Human Rights Watch has since 2008 provided the IOC with detailed information on human rights abuses ahead of the Sochi Olympics through letters and meetings. These concerns include harassment and intimidation of activists and journalists, abuses of migrant workers building major Olympic venues (including the media center), and forced evictions of some families without compensation. Some migrant workers who tried to complain have been detained.
“The IOC failed to hold China to its press freedom commitments during the Beijing Olympics and now it faces a similar challenge in Russia, a country that routinely disregards its human rights obligations,” said Joel Simon, executive director at CPJ. “The next IOC president must show leadership and adherence to the Olympic principles by ensuring that Russia repeals its repressive laws and upholds its human rights obligations, including on freedom of the press and freedom of expression.”
On August 15, the IOC replied to Human Rights Watch and the Committee to Protect Journalists on behalf of the six candidates. Regarding the anti-LGBT law in Russia, the IOC stated: “Whilst we clearly expect any Olympic Games, regardless of their location and including the next edition in Sochi, to take place without any form of discrimination, it is important to stress that the IOC’s remit is limited to the scope of the Games. For instance, the IOC cannot influence national legislation and has to respect the law of any host country.” The letter also indicated the IOC’s general agreement that “ensuring human rights and media freedom in the context of the organization and staging of the Olympic Games is crucial.”
The letter did not include any specific responses from individual candidates. Some of the candidates have expressed their opinions about the anti-LGBT law in Russia when asked to comment by the media.
“As guardians of the Olympic flame, the IOC’s role is to take action in moments that threaten the Olympic movement,” Worden said. “The time to act is now.”
To view Human Rights Watch and CPJ’s letter to the six IOC presidential candidates, please see below.
For more information on rights abuses linked to the Sochi Olympics, please click here.
To view Human Rights Watch’s report “Race to the Bottom: Exploitation of Migrant Workers Ahead of Russia’s 2014 Winter Olympic Games in Sochi,” click here.
To view Human Rights Watch’s submission to the 2009 Copenhagen Olympic Congress, please click here.
To view documents published by the Committee to Protect Journalists on ongoing assaults on media freedom in Russia, please click here or here.
For more information, please contact:
For Human Rights Watch:
In New York, Minky Worden (English, German, Cantonese): +1-212-216-1250; or +1-917-497-0540 (mobile); or [email protected]
In New York, Jane Buchanan (English, Russian): +1-212-216-1857; or +1-646-644-4847 (mobile); or [email protected]
In New York, Rachel Denber (English, Russian, French): +1-212-216-1266; or +1-917-916-1266 (mobile); or [email protected]
For the Committee to Protect Journalists:
In New York, Joel Simon (English, Spanish): +1-212-465-1004 (x116); or [email protected]

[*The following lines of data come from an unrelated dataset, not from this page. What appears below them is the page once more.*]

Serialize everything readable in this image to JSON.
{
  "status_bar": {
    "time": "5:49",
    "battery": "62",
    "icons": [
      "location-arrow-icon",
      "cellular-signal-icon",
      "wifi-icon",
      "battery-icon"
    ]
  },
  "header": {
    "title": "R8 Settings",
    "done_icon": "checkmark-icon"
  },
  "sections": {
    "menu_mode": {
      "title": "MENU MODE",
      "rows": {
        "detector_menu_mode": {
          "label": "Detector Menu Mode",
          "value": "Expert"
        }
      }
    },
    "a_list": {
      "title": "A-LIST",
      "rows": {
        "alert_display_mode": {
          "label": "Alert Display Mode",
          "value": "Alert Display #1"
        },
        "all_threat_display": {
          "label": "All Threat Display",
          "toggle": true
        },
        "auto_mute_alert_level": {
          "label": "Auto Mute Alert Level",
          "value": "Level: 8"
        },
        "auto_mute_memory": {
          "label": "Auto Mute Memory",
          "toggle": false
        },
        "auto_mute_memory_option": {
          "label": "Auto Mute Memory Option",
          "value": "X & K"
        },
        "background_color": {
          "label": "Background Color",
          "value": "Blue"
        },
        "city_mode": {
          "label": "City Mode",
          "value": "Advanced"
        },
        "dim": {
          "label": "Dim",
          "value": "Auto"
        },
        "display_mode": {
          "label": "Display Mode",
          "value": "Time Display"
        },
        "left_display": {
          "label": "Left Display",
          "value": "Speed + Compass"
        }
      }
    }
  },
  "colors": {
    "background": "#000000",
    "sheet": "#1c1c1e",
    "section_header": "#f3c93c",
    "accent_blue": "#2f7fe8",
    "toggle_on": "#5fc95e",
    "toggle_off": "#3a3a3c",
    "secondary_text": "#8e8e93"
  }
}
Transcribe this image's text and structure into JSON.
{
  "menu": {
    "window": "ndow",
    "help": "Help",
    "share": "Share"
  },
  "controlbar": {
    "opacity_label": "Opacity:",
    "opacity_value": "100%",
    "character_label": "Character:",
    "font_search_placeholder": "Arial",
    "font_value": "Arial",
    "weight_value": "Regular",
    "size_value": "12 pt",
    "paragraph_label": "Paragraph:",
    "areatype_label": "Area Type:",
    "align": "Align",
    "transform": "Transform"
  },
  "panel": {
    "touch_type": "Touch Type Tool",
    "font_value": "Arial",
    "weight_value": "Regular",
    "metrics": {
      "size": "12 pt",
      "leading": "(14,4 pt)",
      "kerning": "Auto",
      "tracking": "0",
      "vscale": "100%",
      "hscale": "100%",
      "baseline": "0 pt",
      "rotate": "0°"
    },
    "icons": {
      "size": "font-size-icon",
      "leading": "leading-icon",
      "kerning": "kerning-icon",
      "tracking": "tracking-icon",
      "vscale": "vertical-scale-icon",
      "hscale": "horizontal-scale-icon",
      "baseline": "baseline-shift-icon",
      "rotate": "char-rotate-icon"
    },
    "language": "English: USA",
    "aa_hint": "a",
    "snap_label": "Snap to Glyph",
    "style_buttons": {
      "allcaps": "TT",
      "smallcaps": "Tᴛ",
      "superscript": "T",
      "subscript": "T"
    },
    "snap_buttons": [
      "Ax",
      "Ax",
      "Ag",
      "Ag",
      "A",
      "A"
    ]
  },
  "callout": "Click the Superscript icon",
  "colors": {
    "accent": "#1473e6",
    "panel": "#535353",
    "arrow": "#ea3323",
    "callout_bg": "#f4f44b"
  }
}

In New York, Nina Ognianova (English, Russian, Bulgarian): +1-212-465-1004 (x106); or [email protected]
UPDATE: This press release has been modified to reflect that Sergey Bubka is from the Ukraine–not from Russia, as previously stated.